§ What this task involves:
Which lines of the records contain "JSON"? Collect every one of them.

────────────────────────────────────────

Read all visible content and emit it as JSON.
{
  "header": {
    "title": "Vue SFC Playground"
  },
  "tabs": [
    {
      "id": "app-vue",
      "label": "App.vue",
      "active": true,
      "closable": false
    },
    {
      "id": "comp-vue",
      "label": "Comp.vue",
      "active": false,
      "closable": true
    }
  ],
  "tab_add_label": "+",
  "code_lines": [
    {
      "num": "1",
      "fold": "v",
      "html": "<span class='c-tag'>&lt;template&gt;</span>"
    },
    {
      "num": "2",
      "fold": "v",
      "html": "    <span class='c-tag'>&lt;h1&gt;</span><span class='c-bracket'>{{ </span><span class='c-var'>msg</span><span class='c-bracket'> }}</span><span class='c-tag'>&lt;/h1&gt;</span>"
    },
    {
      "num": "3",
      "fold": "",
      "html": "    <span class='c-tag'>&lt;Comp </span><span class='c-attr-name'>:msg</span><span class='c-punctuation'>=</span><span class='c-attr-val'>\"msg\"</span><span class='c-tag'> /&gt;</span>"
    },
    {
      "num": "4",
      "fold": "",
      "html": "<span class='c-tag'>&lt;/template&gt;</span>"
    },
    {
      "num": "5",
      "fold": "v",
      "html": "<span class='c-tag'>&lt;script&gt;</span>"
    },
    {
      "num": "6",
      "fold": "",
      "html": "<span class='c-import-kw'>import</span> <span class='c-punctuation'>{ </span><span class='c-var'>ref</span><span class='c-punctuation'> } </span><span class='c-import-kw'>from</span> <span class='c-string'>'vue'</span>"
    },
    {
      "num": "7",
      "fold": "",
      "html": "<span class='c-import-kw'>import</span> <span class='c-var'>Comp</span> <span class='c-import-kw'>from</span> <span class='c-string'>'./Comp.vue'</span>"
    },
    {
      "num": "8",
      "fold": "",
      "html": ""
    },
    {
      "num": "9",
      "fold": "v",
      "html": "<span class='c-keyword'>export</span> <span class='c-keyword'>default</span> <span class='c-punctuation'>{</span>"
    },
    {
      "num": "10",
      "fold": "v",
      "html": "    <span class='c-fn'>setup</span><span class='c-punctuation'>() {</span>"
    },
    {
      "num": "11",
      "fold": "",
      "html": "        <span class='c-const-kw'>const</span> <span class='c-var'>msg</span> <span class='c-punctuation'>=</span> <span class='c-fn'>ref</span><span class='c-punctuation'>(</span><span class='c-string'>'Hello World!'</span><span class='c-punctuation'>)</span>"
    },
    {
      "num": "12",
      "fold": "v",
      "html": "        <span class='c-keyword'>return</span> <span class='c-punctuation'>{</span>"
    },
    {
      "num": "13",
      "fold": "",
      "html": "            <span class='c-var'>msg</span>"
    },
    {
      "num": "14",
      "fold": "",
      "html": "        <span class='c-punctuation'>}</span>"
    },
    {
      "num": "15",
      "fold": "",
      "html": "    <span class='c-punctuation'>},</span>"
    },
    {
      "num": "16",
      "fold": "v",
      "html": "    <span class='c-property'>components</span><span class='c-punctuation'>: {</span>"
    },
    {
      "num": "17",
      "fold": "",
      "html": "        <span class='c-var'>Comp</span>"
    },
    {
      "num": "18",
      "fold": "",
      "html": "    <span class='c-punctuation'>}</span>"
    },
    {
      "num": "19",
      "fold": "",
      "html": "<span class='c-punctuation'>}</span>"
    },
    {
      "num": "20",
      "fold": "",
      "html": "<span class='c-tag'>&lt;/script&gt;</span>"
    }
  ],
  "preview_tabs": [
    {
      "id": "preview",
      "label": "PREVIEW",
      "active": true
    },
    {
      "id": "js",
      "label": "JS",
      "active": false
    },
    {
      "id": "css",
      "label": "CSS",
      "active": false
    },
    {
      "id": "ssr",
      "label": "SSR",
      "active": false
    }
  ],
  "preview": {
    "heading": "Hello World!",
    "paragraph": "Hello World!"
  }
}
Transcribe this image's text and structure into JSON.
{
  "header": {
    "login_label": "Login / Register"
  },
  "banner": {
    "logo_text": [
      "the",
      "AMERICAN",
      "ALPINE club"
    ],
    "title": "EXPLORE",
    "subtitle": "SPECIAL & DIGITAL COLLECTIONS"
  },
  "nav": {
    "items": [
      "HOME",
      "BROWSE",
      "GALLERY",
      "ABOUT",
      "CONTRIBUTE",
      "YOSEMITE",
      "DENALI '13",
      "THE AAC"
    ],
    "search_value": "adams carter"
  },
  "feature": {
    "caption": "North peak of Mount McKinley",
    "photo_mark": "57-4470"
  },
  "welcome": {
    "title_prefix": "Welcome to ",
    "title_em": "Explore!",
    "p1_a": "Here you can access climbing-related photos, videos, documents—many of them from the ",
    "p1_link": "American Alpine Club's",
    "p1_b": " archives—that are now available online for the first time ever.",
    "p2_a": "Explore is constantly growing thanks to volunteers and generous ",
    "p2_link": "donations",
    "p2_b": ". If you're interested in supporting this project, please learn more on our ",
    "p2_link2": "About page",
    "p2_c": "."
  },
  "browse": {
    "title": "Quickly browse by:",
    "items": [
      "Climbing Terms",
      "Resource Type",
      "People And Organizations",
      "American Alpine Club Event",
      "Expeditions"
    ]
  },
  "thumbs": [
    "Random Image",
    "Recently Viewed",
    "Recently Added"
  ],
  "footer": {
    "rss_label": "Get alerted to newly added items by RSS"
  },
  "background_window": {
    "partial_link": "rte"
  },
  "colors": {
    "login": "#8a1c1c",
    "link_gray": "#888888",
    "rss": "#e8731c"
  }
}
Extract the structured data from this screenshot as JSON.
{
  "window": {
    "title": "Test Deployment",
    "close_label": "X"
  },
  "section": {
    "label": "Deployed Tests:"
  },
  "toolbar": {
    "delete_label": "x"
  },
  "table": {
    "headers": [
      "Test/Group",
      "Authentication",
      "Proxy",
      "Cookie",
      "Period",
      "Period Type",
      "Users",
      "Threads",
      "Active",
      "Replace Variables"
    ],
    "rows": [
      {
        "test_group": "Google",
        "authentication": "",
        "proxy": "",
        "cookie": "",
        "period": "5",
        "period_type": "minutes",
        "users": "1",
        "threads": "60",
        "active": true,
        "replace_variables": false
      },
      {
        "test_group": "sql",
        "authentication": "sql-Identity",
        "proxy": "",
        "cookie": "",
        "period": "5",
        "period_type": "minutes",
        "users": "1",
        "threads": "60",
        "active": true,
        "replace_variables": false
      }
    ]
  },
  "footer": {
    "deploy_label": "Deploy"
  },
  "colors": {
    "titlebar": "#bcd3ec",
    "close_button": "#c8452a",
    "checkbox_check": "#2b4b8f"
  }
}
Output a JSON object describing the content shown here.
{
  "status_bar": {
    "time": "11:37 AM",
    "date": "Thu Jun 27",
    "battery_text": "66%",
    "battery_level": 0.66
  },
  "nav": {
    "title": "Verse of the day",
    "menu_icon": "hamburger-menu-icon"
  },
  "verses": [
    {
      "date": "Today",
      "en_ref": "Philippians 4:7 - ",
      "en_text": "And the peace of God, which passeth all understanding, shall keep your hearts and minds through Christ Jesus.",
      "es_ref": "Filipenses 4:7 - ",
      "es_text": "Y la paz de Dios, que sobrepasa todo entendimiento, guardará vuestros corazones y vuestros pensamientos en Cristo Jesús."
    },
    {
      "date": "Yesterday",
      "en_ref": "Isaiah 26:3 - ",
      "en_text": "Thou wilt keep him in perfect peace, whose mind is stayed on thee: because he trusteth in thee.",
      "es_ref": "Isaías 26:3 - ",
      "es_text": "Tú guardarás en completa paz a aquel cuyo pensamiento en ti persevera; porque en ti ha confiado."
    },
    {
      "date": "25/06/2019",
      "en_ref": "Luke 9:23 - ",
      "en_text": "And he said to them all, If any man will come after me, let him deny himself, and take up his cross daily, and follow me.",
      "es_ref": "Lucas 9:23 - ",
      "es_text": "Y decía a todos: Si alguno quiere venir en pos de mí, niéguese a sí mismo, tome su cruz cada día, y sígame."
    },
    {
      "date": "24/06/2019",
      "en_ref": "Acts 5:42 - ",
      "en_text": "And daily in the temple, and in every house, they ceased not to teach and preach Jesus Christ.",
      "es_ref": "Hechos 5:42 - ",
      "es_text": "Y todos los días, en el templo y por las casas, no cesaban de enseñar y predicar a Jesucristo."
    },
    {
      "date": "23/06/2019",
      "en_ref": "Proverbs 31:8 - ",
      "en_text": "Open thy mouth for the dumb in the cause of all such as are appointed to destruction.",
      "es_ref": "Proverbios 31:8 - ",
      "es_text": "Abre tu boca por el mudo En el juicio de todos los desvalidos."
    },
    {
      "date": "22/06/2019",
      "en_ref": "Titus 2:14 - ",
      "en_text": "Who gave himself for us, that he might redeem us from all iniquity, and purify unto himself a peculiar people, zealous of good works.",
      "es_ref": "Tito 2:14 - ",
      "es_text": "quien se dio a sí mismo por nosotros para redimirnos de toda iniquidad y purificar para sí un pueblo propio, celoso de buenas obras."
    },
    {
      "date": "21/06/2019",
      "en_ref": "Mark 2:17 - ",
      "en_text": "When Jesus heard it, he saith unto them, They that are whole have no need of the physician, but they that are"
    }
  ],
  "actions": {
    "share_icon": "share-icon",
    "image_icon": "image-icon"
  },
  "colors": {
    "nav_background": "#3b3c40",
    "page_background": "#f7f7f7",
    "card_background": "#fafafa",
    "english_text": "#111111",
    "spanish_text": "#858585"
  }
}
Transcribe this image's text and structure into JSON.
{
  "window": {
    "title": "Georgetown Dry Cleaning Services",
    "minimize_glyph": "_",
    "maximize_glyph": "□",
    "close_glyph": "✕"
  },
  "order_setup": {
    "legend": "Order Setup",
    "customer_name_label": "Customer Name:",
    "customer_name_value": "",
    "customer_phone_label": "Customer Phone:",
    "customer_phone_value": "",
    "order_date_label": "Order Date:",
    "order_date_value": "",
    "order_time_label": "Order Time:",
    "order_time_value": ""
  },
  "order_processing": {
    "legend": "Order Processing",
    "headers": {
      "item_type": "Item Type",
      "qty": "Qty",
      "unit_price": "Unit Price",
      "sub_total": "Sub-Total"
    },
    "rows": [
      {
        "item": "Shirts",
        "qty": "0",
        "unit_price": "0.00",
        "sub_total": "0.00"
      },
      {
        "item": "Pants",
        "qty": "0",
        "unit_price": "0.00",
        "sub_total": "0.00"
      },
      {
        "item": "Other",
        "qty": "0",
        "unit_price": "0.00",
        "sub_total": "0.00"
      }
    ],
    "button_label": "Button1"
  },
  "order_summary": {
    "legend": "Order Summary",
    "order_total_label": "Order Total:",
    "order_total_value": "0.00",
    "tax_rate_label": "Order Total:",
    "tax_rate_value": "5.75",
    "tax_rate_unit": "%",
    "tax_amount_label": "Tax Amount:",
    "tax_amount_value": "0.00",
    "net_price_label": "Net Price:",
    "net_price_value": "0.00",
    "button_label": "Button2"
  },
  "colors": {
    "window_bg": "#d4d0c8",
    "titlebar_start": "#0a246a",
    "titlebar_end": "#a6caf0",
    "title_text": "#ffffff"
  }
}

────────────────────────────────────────

§ Output for this exercise:
Read all visible content and emit it as JSON.
Transcribe this image's text and structure into JSON.
Extract the structured data from this screenshot as JSON.
Output a JSON object describing the content shown here.
Transcribe this image's text and structure into JSON.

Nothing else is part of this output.